### TASK DIRECTIONS
Within the entries below, every line containing "zoom" is to be copied.

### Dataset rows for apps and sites

━━━━━━

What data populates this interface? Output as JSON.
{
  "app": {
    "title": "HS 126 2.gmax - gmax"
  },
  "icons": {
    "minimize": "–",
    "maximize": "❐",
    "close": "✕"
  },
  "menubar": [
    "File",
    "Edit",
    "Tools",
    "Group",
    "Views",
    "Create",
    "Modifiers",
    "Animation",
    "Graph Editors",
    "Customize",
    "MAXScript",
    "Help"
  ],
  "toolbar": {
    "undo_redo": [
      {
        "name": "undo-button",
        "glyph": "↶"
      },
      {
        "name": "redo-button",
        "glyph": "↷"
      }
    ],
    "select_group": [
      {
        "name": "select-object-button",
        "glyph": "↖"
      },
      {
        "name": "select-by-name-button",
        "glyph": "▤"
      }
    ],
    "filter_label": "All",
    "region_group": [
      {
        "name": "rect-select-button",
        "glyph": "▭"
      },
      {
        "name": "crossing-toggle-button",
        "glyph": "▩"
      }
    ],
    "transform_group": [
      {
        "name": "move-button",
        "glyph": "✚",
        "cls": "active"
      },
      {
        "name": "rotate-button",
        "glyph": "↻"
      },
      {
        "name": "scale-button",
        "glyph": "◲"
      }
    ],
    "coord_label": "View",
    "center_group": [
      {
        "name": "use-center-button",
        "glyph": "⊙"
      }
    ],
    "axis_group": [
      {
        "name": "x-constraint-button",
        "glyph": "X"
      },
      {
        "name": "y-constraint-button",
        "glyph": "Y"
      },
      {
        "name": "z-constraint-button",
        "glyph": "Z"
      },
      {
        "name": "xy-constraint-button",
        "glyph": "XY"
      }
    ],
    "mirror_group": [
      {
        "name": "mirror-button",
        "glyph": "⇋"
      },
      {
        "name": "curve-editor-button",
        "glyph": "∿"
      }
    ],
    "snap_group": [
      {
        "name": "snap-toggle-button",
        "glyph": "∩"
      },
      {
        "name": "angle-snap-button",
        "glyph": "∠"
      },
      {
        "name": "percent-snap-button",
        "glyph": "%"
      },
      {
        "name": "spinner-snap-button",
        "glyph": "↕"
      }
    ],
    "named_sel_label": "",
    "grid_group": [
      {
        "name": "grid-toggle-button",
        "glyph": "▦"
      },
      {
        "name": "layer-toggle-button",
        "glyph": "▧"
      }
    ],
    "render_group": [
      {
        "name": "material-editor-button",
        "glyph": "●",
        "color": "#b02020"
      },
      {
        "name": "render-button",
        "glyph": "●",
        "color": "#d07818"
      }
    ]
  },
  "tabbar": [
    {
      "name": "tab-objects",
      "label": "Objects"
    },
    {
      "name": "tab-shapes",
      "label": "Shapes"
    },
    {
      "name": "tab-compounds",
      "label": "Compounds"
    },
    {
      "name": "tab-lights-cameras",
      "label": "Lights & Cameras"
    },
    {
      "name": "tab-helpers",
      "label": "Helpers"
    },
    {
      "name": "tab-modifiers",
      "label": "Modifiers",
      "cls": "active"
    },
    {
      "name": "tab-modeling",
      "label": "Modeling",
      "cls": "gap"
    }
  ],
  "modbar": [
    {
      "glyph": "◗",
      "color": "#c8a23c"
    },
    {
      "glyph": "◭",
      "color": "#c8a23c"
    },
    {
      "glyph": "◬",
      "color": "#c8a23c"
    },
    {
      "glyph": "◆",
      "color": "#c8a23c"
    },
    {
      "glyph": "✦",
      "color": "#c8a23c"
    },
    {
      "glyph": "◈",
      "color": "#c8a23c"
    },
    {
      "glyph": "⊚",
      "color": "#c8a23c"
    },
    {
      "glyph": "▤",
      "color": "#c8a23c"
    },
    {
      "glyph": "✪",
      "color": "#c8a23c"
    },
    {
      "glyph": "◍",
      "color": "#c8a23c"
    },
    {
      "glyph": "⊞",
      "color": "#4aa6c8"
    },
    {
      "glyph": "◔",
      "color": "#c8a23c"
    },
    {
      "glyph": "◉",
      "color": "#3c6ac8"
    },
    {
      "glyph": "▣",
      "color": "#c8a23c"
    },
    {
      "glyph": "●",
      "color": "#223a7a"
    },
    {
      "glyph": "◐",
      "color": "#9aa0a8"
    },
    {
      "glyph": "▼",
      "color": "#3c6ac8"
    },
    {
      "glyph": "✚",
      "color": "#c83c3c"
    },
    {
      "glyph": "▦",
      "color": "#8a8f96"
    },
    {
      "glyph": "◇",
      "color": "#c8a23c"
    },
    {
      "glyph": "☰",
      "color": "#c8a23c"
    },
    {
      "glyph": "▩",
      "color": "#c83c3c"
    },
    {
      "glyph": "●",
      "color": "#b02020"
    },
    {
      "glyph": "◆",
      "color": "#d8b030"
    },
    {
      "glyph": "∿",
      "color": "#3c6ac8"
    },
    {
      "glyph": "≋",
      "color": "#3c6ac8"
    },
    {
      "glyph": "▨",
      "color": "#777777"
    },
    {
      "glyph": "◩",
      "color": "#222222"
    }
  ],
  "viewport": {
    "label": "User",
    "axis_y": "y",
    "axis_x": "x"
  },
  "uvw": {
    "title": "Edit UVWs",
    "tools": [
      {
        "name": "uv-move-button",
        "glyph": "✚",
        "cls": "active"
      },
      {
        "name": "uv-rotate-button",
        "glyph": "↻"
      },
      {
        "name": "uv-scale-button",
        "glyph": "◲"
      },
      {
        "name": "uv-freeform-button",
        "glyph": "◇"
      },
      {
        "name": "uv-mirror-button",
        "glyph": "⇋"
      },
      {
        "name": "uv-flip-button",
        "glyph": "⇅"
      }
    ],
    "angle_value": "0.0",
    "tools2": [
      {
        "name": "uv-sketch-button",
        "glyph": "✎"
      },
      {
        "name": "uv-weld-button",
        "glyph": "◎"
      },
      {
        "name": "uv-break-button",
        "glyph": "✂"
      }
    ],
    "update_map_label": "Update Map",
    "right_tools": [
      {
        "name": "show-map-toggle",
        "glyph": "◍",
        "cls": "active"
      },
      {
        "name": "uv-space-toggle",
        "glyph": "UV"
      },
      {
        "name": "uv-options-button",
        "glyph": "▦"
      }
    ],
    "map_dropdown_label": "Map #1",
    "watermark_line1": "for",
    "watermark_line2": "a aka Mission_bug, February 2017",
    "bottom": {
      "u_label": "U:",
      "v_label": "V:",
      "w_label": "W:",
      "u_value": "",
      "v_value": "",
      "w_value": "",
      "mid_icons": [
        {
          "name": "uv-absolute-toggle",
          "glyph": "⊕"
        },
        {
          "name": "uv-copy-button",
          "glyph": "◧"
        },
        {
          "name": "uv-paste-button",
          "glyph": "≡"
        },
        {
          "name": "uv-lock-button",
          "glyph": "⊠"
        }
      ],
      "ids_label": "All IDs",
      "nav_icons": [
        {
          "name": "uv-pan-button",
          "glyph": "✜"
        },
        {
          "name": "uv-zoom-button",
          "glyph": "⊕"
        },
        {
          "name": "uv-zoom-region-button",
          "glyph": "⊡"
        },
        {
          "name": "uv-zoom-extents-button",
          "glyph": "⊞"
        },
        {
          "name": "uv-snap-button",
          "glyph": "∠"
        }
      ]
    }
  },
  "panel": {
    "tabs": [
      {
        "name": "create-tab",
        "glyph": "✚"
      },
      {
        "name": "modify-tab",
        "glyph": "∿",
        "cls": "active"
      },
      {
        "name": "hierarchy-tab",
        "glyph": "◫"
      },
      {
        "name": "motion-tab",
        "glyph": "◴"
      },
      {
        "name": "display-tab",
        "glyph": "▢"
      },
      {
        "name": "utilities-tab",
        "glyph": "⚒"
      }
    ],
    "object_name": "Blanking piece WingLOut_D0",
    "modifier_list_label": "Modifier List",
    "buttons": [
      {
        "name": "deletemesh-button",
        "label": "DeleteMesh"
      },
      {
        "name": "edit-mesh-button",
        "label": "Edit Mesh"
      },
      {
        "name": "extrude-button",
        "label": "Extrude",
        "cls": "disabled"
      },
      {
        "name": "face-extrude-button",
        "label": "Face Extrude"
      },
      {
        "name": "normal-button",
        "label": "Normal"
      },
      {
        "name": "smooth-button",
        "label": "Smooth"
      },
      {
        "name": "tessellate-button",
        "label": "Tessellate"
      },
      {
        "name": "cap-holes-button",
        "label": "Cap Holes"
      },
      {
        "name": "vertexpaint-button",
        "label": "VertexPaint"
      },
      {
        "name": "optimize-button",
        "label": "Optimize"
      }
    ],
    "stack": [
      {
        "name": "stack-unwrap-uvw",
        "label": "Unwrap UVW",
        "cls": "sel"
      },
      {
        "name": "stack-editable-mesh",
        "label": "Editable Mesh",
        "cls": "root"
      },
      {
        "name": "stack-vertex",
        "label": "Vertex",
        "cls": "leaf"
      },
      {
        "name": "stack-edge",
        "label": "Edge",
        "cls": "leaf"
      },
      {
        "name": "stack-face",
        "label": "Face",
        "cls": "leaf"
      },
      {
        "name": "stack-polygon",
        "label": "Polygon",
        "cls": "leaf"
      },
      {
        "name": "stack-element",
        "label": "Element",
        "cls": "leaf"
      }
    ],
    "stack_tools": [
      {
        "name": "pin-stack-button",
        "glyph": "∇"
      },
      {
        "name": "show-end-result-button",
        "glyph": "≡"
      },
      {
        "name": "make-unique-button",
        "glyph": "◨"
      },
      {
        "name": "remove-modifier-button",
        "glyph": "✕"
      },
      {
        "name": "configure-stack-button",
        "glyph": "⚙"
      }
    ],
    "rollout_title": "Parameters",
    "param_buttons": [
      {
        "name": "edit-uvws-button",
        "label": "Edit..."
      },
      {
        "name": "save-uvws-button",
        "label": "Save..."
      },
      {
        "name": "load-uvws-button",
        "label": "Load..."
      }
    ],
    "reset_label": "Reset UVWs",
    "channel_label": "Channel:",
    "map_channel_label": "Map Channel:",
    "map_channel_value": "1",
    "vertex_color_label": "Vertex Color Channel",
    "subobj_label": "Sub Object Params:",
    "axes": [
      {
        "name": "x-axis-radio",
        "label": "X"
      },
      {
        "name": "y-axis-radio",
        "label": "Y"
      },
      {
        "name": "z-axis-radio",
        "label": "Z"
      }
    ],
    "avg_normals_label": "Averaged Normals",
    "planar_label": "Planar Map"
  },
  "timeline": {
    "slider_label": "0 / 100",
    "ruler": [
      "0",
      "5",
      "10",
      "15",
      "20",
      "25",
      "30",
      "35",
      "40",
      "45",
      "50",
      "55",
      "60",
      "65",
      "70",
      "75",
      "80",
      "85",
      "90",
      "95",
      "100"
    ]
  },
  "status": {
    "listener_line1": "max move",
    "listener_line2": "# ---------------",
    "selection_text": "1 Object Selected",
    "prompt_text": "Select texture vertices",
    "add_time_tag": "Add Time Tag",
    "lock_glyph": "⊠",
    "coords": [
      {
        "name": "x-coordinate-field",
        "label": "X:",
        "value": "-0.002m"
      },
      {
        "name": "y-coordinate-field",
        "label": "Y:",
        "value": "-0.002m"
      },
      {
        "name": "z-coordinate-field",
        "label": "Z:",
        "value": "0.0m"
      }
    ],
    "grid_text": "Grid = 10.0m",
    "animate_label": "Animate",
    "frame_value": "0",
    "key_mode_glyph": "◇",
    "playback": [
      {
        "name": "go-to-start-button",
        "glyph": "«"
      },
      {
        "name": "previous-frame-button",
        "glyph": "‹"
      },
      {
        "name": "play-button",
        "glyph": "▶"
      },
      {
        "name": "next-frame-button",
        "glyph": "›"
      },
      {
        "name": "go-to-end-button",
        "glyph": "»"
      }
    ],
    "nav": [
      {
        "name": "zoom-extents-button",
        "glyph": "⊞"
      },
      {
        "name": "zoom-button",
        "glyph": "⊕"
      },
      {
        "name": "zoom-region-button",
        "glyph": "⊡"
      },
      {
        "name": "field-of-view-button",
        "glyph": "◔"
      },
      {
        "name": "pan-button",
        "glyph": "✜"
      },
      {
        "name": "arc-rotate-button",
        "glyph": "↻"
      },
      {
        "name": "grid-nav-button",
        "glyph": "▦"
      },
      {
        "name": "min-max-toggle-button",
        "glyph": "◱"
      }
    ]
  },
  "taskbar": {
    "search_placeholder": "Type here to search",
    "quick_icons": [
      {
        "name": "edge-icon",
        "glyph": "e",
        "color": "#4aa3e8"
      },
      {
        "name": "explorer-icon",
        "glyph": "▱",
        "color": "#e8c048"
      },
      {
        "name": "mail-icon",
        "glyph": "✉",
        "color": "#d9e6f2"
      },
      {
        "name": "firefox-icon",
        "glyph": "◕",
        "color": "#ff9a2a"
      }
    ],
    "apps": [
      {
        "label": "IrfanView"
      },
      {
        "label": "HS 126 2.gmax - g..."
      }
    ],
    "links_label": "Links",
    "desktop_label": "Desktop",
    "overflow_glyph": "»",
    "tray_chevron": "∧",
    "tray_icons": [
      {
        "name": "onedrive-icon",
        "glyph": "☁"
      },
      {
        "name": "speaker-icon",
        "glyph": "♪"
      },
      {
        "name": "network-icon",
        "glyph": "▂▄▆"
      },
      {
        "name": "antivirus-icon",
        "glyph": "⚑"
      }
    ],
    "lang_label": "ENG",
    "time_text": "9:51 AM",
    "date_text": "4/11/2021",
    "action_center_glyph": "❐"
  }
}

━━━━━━

### TASK RESULT
          "name": "uv-zoom-button",
          "name": "uv-zoom-region-button",
          "name": "uv-zoom-extents-button",
        "name": "zoom-extents-button",
        "name": "zoom-button",
        "name": "zoom-region-button",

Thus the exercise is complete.